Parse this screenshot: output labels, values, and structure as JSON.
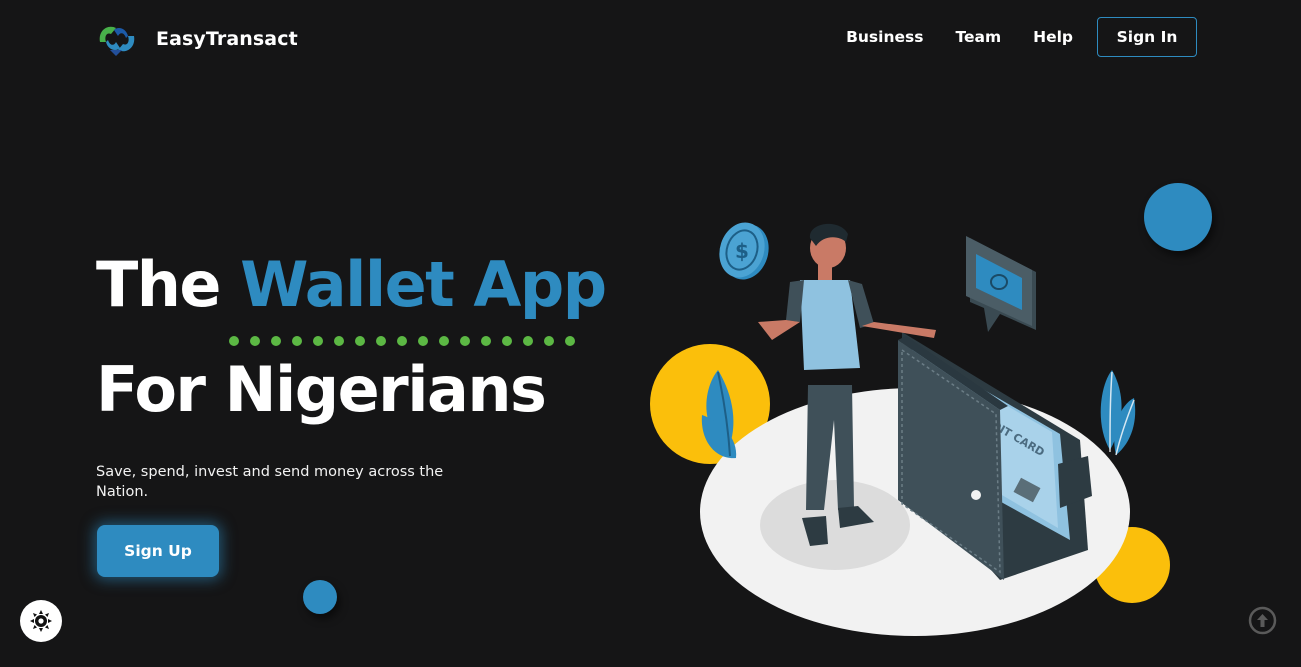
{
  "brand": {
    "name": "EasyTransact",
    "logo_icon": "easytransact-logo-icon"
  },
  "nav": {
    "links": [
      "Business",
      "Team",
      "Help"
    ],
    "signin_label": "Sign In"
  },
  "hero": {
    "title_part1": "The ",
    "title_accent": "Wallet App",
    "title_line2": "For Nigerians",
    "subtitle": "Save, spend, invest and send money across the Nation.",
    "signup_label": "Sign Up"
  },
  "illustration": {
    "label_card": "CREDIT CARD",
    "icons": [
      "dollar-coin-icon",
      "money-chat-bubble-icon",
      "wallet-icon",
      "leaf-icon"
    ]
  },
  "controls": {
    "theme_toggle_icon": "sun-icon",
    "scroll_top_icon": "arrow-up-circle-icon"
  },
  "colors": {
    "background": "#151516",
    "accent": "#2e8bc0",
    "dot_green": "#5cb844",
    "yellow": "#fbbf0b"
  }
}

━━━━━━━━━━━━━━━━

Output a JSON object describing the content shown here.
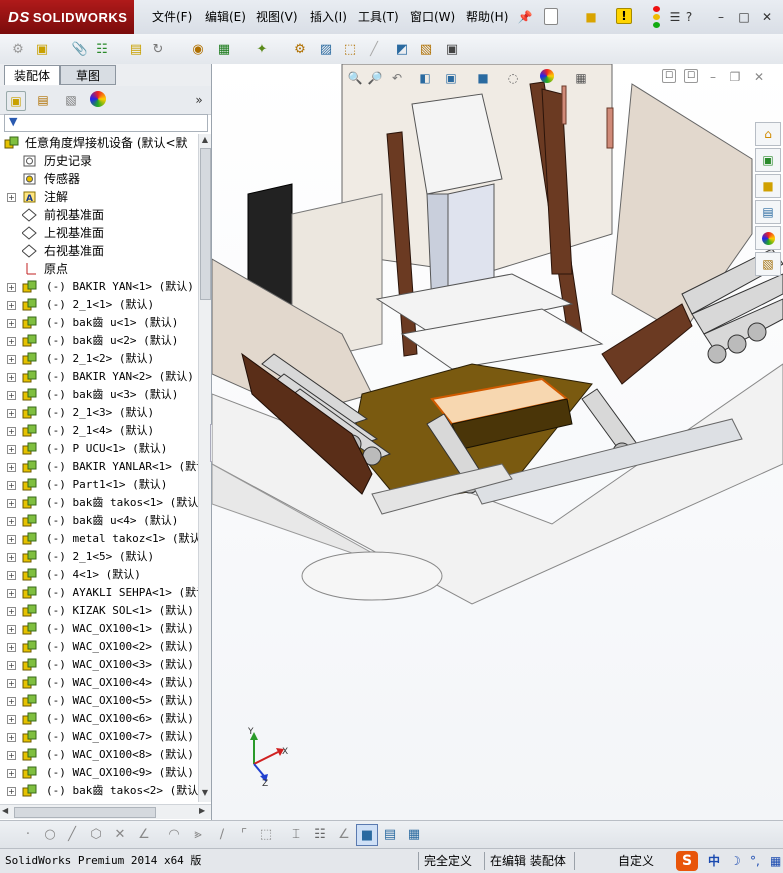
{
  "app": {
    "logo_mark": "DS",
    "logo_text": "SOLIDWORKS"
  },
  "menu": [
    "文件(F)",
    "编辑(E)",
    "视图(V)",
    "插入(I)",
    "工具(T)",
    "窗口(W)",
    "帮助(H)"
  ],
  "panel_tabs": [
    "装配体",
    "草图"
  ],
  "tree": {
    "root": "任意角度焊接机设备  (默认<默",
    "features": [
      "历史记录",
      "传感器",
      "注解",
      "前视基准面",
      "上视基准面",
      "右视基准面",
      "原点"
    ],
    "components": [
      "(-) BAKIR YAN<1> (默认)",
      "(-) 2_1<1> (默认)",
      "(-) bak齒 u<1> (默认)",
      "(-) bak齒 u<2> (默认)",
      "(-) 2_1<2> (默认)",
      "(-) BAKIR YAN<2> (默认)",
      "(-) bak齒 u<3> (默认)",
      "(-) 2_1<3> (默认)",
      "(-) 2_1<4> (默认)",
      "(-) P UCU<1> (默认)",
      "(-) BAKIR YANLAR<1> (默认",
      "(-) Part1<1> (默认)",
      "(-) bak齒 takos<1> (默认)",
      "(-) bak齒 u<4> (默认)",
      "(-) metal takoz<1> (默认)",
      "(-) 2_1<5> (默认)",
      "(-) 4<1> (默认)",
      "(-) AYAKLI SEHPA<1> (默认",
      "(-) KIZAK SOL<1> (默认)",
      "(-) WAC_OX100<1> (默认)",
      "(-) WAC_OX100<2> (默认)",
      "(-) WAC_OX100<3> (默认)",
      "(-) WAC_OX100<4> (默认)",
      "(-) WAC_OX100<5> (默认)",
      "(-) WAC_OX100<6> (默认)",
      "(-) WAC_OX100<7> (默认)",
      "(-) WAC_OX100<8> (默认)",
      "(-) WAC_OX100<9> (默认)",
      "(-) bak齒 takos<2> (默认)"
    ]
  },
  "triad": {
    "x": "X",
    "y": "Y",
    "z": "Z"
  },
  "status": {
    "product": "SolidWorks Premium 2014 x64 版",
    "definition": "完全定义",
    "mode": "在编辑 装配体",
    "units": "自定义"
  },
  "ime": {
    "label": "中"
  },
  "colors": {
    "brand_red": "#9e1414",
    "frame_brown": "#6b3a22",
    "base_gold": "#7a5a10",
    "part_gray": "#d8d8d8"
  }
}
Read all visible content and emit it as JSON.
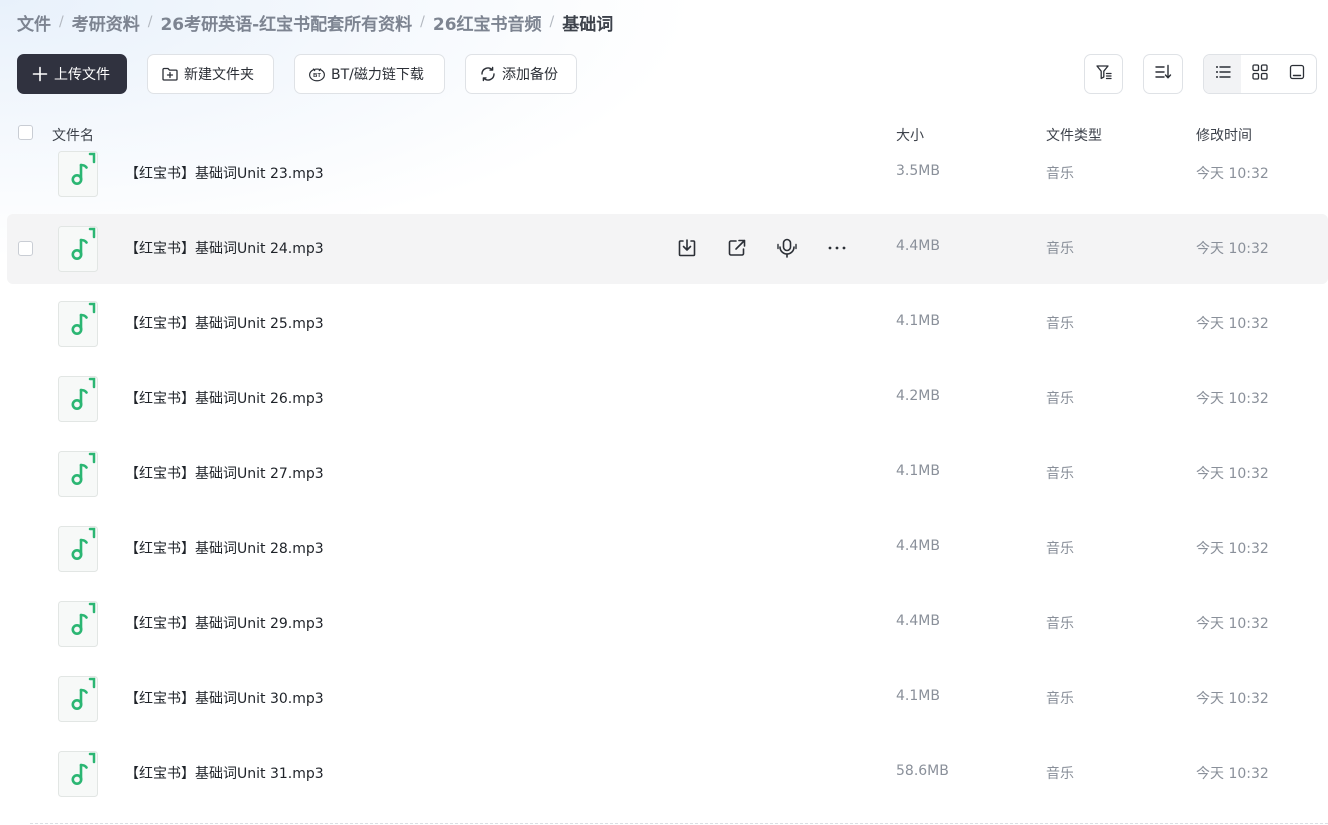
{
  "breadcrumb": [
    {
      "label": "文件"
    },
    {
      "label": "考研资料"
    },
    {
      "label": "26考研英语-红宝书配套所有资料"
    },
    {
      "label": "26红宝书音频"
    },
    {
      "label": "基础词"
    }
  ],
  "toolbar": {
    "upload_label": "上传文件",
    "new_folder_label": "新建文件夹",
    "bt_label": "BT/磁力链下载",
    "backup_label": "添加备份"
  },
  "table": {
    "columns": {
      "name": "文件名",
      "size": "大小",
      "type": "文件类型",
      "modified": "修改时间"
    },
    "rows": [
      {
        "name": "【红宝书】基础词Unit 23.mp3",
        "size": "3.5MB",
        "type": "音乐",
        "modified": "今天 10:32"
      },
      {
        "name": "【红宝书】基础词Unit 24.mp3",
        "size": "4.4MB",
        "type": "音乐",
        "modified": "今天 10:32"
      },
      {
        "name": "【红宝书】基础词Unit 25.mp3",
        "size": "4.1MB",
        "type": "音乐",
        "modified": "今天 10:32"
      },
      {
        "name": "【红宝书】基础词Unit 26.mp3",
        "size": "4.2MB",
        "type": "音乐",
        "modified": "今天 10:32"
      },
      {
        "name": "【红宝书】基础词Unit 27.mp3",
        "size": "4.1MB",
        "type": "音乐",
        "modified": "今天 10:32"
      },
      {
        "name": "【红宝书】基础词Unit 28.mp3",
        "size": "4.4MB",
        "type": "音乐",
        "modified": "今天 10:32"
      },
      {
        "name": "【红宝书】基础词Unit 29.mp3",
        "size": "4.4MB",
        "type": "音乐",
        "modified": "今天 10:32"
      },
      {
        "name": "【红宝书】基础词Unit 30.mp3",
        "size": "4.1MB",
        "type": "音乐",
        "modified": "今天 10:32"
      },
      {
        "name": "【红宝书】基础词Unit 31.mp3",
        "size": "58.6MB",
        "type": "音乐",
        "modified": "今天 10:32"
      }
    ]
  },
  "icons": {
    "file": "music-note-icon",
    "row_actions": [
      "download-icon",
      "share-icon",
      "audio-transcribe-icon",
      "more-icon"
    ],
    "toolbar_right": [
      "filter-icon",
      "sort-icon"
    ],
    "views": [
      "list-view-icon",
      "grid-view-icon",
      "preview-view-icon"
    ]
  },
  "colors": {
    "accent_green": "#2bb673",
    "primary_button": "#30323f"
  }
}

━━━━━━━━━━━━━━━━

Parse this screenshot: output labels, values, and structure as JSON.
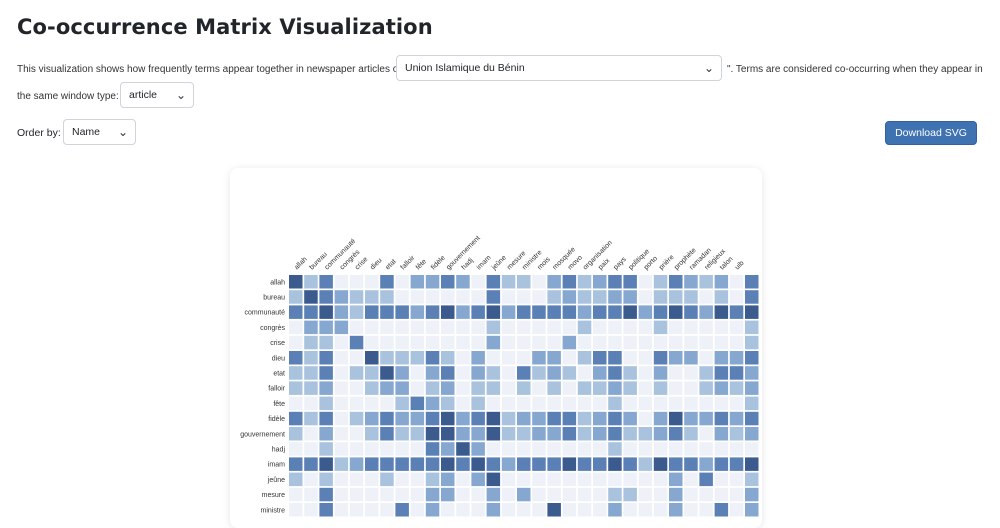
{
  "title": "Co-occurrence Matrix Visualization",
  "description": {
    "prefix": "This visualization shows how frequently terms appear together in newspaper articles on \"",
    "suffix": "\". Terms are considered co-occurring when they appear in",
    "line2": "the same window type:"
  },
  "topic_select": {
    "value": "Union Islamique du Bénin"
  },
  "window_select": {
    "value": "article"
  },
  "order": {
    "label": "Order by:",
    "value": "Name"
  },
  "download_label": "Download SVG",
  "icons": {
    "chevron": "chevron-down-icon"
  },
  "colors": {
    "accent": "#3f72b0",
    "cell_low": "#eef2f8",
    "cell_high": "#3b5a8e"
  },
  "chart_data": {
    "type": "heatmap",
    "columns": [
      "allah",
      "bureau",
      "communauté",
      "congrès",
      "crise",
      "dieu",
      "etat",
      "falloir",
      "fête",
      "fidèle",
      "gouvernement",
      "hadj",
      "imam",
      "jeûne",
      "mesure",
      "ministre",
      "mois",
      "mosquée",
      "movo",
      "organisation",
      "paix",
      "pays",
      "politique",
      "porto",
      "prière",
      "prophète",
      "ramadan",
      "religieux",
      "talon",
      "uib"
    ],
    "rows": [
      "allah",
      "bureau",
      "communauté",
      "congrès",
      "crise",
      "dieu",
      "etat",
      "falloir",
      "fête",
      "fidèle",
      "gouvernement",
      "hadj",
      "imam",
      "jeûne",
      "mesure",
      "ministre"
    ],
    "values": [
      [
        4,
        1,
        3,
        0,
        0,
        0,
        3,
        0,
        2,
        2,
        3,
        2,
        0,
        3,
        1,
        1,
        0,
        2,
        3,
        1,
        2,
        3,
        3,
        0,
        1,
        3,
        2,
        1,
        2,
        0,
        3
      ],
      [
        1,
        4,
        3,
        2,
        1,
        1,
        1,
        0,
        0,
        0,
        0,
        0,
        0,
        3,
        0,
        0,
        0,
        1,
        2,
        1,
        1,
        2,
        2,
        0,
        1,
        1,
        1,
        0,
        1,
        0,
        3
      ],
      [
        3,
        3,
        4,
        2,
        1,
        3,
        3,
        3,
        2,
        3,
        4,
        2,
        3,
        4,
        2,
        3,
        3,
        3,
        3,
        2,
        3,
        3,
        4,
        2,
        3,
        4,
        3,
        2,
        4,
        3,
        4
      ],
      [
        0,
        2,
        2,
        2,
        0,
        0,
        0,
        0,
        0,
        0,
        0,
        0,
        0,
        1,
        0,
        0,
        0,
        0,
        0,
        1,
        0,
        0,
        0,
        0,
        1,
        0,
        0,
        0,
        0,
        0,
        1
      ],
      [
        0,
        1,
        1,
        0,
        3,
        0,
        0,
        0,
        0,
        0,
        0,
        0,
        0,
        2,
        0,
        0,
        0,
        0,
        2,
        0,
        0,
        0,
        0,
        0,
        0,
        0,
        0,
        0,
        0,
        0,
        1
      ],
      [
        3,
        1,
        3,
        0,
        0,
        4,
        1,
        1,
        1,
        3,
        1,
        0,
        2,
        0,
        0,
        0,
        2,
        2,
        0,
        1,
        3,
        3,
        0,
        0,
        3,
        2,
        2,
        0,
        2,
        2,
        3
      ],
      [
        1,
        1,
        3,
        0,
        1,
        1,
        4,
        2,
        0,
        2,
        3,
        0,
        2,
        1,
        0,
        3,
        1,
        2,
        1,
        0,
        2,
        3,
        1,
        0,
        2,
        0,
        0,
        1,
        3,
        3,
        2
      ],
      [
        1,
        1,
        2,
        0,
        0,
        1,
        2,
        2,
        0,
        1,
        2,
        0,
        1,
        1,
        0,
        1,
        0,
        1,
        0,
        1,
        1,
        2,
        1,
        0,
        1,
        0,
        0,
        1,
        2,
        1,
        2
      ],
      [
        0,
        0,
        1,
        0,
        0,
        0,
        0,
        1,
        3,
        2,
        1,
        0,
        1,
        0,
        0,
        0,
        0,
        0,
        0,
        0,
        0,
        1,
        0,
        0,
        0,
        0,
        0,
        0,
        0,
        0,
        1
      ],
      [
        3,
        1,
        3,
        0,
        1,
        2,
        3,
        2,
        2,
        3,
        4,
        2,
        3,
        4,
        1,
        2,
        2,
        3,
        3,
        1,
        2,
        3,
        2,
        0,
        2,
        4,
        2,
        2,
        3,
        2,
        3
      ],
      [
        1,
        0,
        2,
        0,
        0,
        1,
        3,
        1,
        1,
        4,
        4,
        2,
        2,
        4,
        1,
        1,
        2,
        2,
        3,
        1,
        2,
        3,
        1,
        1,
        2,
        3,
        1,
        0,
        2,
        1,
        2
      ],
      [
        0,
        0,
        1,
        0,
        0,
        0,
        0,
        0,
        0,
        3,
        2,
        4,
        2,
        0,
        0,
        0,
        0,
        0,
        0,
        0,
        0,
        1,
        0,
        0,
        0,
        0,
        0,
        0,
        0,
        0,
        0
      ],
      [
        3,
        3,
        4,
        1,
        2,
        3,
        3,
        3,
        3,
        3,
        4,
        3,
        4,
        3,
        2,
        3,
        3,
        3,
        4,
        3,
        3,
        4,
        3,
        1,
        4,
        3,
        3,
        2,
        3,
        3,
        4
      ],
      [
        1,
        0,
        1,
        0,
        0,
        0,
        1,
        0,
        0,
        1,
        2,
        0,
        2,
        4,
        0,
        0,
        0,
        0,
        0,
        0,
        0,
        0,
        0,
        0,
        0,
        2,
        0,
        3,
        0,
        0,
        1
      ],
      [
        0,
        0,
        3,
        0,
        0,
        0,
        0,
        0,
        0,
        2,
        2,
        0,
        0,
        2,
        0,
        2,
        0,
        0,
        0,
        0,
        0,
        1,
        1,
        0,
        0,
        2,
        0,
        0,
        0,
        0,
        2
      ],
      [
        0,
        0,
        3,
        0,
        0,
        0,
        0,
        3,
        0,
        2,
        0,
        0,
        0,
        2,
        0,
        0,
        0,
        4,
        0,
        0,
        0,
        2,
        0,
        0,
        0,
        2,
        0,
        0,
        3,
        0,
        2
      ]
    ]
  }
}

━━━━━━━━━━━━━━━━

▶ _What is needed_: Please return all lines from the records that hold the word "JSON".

▶ _Task answer_:
Parse this screenshot: output labels, values, and structure as JSON.
Output a JSON object describing the content shown here.
Read all visible content and emit it as JSON.
Parse this screenshot: output labels, values, and structure as JSON.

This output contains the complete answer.